A team of scientists from the University of Bristol has suggested that we need to use a fresh approach to analyze relationships in the fossil record to show how all living and extinct species are related in the 'tree of life.'

Related Fossils Reading:

Best Science Podcasts 2019

We have hand picked the best science podcasts for 2019. Sit back and enjoy new science podcasts updated daily from your favorite science news services and scientists.
Now Playing: TED Radio Hour

Digital Manipulation
Technology has reshaped our lives in amazing ways. But at what cost? This hour, TED speakers reveal how what we see, read, believe — even how we vote — can be manipulated by the technology we use. Guests include journalist Carole Cadwalladr, consumer advocate Finn Myrstad, writer and marketing professor Scott Galloway, behavioral designer Nir Eyal, and computer graphics researcher Doug Roble.
Now Playing: Science for the People

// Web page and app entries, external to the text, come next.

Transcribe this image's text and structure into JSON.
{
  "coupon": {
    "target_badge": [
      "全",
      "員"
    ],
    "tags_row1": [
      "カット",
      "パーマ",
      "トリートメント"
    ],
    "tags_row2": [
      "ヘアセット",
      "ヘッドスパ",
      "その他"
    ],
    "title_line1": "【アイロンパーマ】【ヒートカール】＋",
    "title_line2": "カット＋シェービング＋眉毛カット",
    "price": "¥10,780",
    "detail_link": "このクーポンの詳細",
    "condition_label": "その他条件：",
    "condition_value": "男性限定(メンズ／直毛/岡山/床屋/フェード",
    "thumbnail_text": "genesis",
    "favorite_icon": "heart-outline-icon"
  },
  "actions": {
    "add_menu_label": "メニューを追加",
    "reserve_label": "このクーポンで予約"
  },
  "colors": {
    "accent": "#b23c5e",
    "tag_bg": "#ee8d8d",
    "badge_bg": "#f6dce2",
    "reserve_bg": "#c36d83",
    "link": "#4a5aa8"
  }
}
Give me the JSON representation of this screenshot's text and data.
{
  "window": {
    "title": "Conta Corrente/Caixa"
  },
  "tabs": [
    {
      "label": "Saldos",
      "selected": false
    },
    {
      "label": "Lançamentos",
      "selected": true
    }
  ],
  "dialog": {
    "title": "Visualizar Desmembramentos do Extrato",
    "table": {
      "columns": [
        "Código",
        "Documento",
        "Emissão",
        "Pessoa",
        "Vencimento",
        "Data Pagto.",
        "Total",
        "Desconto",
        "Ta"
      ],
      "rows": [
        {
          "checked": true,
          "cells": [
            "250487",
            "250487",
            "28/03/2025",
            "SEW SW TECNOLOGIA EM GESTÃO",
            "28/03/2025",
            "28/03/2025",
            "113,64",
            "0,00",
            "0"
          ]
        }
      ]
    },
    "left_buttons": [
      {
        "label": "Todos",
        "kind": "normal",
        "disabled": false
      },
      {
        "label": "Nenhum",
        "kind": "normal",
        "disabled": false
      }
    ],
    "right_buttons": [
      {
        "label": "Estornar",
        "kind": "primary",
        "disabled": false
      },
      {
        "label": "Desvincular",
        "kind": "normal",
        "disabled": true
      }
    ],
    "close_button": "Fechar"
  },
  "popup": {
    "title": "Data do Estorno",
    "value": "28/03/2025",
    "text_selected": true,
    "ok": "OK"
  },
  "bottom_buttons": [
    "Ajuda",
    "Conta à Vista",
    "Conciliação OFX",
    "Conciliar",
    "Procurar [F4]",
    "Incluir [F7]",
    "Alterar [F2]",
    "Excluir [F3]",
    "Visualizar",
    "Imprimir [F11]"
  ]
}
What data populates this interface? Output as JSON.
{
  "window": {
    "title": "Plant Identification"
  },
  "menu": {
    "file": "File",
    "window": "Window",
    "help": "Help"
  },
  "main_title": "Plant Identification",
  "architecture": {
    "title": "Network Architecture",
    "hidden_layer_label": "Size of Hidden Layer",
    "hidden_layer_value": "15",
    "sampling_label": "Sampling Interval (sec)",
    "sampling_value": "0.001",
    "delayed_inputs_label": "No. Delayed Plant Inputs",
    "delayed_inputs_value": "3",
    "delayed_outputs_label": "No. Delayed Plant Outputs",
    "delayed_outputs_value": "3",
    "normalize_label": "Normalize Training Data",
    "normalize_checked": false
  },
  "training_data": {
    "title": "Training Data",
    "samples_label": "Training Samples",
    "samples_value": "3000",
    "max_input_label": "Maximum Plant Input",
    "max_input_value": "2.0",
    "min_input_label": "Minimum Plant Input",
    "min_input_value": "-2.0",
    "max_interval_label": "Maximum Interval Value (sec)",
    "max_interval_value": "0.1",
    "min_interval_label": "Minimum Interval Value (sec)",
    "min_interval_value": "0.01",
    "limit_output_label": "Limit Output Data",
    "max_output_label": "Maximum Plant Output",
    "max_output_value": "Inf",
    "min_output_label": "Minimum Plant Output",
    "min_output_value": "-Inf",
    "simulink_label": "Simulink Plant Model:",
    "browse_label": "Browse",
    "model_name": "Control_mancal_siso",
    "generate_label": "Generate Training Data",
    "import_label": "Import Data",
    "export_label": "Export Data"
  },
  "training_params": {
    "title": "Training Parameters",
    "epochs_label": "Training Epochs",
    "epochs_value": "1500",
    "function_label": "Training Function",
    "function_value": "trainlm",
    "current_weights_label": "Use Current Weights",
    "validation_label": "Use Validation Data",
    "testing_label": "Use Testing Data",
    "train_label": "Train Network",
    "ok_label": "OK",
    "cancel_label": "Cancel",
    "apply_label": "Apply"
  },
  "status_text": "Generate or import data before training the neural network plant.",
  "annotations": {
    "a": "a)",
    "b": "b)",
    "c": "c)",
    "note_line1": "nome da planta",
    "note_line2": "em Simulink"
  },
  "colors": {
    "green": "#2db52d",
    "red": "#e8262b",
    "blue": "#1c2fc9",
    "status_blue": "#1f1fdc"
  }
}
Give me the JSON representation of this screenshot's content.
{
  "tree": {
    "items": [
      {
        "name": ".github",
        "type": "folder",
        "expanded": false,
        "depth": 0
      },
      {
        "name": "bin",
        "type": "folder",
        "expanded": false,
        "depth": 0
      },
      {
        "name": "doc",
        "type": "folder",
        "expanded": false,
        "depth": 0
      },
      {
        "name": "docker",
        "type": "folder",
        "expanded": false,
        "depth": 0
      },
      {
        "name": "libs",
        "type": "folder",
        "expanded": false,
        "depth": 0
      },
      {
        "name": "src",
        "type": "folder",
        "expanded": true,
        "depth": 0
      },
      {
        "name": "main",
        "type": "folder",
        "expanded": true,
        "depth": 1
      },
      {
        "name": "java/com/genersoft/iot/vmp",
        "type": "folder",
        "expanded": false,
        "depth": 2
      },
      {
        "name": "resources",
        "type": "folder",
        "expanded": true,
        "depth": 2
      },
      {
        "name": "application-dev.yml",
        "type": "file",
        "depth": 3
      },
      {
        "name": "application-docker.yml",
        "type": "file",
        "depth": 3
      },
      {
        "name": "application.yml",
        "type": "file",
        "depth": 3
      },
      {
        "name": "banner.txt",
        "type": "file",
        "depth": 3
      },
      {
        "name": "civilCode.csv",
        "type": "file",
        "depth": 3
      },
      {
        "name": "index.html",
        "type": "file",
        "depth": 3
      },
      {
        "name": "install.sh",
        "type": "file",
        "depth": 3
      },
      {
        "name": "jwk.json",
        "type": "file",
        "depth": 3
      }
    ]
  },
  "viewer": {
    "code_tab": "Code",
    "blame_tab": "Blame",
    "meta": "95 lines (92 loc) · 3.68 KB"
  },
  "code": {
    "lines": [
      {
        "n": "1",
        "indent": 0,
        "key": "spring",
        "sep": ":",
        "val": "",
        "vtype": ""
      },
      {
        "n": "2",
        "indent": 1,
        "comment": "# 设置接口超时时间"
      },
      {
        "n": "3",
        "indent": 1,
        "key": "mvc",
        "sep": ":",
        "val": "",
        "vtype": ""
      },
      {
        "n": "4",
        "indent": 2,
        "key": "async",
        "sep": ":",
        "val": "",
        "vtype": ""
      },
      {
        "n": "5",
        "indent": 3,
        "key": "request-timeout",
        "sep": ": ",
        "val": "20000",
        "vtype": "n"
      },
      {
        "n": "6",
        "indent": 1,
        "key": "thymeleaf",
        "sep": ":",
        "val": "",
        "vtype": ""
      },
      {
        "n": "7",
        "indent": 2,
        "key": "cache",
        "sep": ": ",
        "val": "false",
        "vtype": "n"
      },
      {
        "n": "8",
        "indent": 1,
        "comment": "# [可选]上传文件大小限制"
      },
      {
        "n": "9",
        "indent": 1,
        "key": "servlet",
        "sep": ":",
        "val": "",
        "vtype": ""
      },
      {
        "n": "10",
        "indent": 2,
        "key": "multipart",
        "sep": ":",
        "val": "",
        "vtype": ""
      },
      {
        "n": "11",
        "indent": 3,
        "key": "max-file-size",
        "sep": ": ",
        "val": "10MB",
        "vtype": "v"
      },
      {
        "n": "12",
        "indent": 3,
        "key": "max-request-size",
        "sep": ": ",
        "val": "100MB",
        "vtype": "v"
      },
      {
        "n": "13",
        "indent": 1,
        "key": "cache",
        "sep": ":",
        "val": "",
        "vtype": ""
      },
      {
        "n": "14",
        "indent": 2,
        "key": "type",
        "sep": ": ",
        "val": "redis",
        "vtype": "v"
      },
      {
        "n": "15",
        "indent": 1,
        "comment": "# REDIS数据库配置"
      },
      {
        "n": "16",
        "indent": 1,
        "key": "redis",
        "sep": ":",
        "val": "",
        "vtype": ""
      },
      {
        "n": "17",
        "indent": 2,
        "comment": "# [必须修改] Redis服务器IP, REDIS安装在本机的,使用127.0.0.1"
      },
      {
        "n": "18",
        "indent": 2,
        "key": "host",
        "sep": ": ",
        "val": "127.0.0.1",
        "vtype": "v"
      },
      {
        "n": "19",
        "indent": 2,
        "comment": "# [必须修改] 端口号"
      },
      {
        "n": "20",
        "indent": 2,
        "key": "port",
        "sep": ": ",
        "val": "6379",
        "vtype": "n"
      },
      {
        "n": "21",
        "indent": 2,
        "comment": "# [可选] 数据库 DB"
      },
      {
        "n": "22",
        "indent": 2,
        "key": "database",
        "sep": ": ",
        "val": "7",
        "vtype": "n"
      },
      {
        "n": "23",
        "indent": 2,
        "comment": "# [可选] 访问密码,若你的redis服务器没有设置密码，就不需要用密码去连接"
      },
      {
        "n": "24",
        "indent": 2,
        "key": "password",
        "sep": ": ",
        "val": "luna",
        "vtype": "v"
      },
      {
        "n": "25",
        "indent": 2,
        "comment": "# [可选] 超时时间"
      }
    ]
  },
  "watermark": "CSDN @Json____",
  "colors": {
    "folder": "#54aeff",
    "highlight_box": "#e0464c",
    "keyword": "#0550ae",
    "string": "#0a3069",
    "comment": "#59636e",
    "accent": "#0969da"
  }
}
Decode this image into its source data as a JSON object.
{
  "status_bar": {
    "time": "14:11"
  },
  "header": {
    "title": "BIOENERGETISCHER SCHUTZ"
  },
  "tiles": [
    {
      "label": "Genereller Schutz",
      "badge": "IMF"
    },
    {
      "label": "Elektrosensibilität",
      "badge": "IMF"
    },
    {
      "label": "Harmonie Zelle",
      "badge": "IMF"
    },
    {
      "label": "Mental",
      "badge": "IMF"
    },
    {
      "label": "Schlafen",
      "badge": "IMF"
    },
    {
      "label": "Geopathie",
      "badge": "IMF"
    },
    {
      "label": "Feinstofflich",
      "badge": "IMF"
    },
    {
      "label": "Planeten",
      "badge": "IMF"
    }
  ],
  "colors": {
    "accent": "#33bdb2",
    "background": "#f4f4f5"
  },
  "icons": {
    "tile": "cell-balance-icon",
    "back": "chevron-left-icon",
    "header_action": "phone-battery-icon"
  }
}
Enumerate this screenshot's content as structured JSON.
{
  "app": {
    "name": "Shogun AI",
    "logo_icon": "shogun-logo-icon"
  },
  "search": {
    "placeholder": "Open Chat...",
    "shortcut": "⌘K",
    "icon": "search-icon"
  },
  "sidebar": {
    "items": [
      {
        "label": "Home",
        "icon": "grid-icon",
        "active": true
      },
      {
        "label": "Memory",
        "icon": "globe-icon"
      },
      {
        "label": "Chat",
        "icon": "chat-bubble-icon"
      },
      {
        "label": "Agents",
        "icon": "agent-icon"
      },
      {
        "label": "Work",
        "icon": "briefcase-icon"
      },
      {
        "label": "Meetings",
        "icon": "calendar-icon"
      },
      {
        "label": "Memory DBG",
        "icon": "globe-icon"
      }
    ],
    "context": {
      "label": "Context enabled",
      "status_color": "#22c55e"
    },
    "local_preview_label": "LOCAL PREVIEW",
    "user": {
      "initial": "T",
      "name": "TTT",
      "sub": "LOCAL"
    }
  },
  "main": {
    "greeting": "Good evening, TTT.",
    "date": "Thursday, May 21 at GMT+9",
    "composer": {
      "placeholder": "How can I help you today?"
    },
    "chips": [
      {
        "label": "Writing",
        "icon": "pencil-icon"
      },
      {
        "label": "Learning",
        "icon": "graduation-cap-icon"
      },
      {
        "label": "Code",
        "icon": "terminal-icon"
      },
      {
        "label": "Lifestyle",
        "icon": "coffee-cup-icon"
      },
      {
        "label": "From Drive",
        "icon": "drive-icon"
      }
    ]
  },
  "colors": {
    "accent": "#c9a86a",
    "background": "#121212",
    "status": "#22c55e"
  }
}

#529 Do You Really Want to Find Out Who's Your Daddy?
At least some of you by now have probably spit into a tube and mailed it off to find out who your closest relatives are, where you might be from, and what terrible diseases might await you. But what exactly did you find out? And what did you give away? In this live panel at Awesome Con we bring in science writer Tina Saey to talk about all her DNA testing, and bioethicist Debra Mathews, to determine whether Tina should have done it at all. Related links: What FamilyTreeDNA sharing genetic data with police means for you Crime solvers embraced...